I told Ed that I was at the dentist recently to deal with cavities that had materialized like weeds attacking my teeth. “You must have been lazy about brushing your teeth, as seven cavities sound like you only brushed your teeth on Sundays,” Ed observed.
I confessed that I avoided regular dental appointments the last couple of years. I used the threat of covid to keep well away from my dentist. My dentist is a nice guy, but I try to avoid him if I can.
Ed said that is how he feels about his wife’s pastor. He is an okay fellow, but Ed avoids him as much as possible. Since his wife Ruby occasionally goes to church, there is no need for Ed to go too. My old neighbor informed me that he’s in a good place without church services or clergy disturbing his peace. He feels satisfied that he’s not bad enough for hell, and that is enough for now.
One writer has commented that the church season of Lent is in trouble because it doesn’t reflect the values and attitudes of today’s Christians. Lent is a penitential period beginning 40 days before Easter, excluding Sundays. Lent begins on Ash Wednesday with the tradition of being marked by a cross of ashes on one’s forehead.
Ashes marked on our forehead in a cross remind us that we will die. We are dust, and to dust, we will return. (Gen. 3:19) Jesus spent 40 days in the wilderness fasting with prayer and overcoming the devil’s temptations. Jesus did this for us, who, as humans, do not overcome all temptations. Not only was Jesus able to conquer temptation and sin, but He died for the forgiveness of our sins and arose in victory over death. Now death leads to eternal life with Jesus for those who trust him.
There isn’t a great eagerness for people to admit with sorrow that they have sinned and that they are sinners before God, others, and themselves. Most agree with the words of the rock song ‘Human,’ “Maybe I’m foolish, maybe I’m blind, but I’m only human after all, don’t put your blame on me.” We don’t want to accept the truth that we are to blame for the sins we commit.
Jesus says that what we do as believers together is not about showing off before each other. When we worship, give to the needy, pray, or fast, they are to be done simply and sincerely for God’s recognition without glorifying ourselves. Ashes on the forehead can be meaningless before God if there is no desire in our heart to return to God in confession, prayer, and newness of attitude towards God’s will and away from our own will.
Psalm 51: 1-12 is often used on Ash Wednesday because King David fell in temptation and sin and was unaware of his guilt before God and all people. Nathan, the prophet, confronted David and David became aware of how sinful he had been. (2 Samuel 12:1-23)
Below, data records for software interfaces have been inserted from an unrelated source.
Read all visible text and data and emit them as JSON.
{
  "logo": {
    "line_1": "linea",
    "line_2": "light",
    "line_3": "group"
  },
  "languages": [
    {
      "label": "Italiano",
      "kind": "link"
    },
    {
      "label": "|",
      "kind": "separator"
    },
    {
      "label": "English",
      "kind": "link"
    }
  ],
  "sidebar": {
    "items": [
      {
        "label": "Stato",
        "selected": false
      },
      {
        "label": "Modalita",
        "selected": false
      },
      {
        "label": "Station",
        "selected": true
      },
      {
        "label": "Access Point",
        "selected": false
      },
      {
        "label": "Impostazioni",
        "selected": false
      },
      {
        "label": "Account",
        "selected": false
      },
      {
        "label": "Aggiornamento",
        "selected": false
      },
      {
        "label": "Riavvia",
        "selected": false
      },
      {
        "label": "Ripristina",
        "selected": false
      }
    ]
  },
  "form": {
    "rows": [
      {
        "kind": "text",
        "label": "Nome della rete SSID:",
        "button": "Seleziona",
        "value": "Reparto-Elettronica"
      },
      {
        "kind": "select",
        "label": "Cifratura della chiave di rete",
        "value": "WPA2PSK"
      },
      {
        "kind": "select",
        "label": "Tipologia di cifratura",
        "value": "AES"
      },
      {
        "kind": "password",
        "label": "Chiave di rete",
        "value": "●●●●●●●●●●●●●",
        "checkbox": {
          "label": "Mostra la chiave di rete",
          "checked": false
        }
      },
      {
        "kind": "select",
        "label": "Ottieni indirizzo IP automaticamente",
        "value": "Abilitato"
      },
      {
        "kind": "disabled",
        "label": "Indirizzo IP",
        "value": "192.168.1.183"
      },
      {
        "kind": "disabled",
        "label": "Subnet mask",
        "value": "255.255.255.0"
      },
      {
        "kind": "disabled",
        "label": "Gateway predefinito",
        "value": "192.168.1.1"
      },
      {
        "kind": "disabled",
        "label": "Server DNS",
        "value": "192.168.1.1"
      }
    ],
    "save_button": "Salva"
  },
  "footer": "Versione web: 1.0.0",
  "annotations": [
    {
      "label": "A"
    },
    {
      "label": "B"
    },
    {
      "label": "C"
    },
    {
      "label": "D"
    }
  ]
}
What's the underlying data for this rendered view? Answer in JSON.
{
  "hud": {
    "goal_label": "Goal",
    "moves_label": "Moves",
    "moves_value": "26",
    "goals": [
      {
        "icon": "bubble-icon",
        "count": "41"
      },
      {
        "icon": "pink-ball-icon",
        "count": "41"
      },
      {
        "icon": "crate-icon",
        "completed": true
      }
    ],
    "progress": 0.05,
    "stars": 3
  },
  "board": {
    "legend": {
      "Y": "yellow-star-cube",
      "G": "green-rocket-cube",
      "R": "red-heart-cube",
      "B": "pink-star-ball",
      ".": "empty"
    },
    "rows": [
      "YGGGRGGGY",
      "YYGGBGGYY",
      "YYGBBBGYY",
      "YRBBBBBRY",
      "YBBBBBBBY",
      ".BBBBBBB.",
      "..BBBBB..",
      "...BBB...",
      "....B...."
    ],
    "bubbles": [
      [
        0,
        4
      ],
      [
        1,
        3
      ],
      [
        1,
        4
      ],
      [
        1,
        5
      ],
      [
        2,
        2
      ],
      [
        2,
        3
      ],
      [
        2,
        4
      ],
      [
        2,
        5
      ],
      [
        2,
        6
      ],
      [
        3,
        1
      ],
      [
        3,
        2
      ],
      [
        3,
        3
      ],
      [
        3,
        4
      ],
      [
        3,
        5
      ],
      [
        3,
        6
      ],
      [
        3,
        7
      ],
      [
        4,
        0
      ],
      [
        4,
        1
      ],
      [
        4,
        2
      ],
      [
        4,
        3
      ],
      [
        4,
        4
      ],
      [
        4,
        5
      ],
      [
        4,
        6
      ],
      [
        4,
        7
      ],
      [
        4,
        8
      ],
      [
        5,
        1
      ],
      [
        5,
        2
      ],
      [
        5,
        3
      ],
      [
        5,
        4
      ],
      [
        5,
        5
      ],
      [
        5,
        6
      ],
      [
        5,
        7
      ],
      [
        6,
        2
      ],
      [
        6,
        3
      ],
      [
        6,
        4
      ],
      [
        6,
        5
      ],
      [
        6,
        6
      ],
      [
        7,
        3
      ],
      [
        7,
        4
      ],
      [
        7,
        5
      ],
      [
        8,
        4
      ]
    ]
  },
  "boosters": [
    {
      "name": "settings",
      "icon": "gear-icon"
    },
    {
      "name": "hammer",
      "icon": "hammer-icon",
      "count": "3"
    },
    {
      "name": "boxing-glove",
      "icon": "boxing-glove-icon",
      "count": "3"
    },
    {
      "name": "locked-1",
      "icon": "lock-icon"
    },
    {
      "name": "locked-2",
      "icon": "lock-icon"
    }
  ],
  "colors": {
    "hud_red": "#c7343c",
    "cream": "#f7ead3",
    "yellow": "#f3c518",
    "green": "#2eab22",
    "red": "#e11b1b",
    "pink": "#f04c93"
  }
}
Lent invites us to pray: O God, blot out my iniquity and create in me a pure heart. Renew a right spirit within me. Cast me not from your presence and restore to me your salvation’s joy. (Psalm 51: 9-10)